Zimbabwe gender parity misses 50% mark, says Mohadi

by Staff reporter | 19 October 2018 | 79 Views

Zanu-PF official, sangoma jailed over pangolin scales

by Staff reporter | 19 October 2018 | 101 Views

Mliswa mocks Gender Commission

by Staff reporter | 19 October 2018 | 96 Views

Police harass senior Masvingo journalist

by Stephen Jakes | 19 October 2018 | 79 Views

Zimbabwe gold exports decline by 21%

by Staff reporter | 19 October 2018 | 98 Views

Zimbabwe drops in World Economic Forum rankings

by Staff reporter | 19 October 2018 | 99 Views

Village Inn exonerates Supa Mandiwanzira

by Staff reporter | 19 October 2018 | 75 Views

Zimbabwe army killings probe hots up

by Staff reporter | 19 October 2018 | 96 Views

Mthuli Ncube's 2% tax sparks confusion

by Staff reporter | 19 October 2018 | 97 Views

'ConCourt ruling to open floodgates of demos'

by Staff reporter | 19 October 2018 | 90 Views

'Zimbabwe diesel demand strikingly increasing'

by Staff reporter | 19 October 2018 | 79 Views

Tsvangirai estate sued

by Staff reporter | 19 October 2018 | 99 Views

Drug shortages hit Bulawayo hospitals

by Staff reporter | 19 October 2018 | 72 Views

Beitbridge outlines modernisation plan

by Staff reporter | 19 October 2018 | 75 Views

Wicknell Chivayo applies for discharge

by Staff reporter | 19 October 2018 | 58 Views

'Mangudya deserves our support'

by Staff reporter | 19 October 2018 | 46 Views

Zim man to stand trial in another twitter-related arrest

by Stephe Jakes | 19 October 2018 | 47 Views

Chamisa seeing ghosts, says army

by Staff reporter | 19 October 2018 | 153 Views

Deputy Minister demand evidence on $15 billion externalization

by Stephen Jakes | 19 October 2018 | 75 Views

Military working with police in law maintenance - Matemadanda

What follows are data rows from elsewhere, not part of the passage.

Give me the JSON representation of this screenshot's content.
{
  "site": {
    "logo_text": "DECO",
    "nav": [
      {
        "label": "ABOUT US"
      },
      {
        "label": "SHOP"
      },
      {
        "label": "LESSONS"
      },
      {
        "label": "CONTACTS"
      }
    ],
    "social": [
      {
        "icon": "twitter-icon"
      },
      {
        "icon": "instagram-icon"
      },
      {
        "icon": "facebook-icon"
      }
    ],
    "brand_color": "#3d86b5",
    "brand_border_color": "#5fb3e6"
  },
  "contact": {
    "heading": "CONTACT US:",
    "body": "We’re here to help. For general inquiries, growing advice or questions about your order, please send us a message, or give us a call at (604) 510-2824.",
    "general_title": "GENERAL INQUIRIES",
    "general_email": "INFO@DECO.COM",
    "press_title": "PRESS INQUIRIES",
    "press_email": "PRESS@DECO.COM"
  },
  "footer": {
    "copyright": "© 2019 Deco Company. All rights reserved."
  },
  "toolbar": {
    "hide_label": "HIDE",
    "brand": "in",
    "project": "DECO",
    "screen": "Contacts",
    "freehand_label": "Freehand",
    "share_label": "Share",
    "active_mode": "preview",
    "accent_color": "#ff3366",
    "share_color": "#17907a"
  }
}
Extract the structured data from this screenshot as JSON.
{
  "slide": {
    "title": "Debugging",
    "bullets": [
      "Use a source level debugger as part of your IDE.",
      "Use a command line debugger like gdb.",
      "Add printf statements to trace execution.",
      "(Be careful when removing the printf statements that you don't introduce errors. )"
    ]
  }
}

by Stephen Jakes | 19 October 2018 | 73 Views

Deputy minister Madiro encourages people to report incest cases

by Stephen Jakes | 19 October 2018 | 56 Views

Professor Manyureke under attack over her questions

by Sithabile Mafu | 19 October 2018 | 83 Views

Komichi demands V11 forms from ZEC

by Staff reporter | 19 October 2018 | 190 Views

Pupil misses exam after teacher's lashing

by Staff reporter | 19 October 2018 | 130 Views

Teacher, money-changer, fuel dealer, thigh vendor - all rolled in one

by Staff reporter | 19 October 2018 | 150 Views

Tsvangirai's girlfriend on police wanted list

by Staff reporter | 19 October 2018 | 159 Views

Betting house drops Ecocash, bond notes

by Staff reporter | 19 October 2018 | 107 Views

Mistress slapped with $25,000 suit

by Staff reporter | 19 October 2018 | 92 Views

Man disfigures ex-wife's face

by Staff reporter | 19 October 2018 | 80 Views

Wife crushes prophet's jewels

by Staff reporter | 19 October 2018 | 99 Views

Zimbabwe post-poll violence probe team assesses damages

by Staff reporter | 19 October 2018 | 84 Views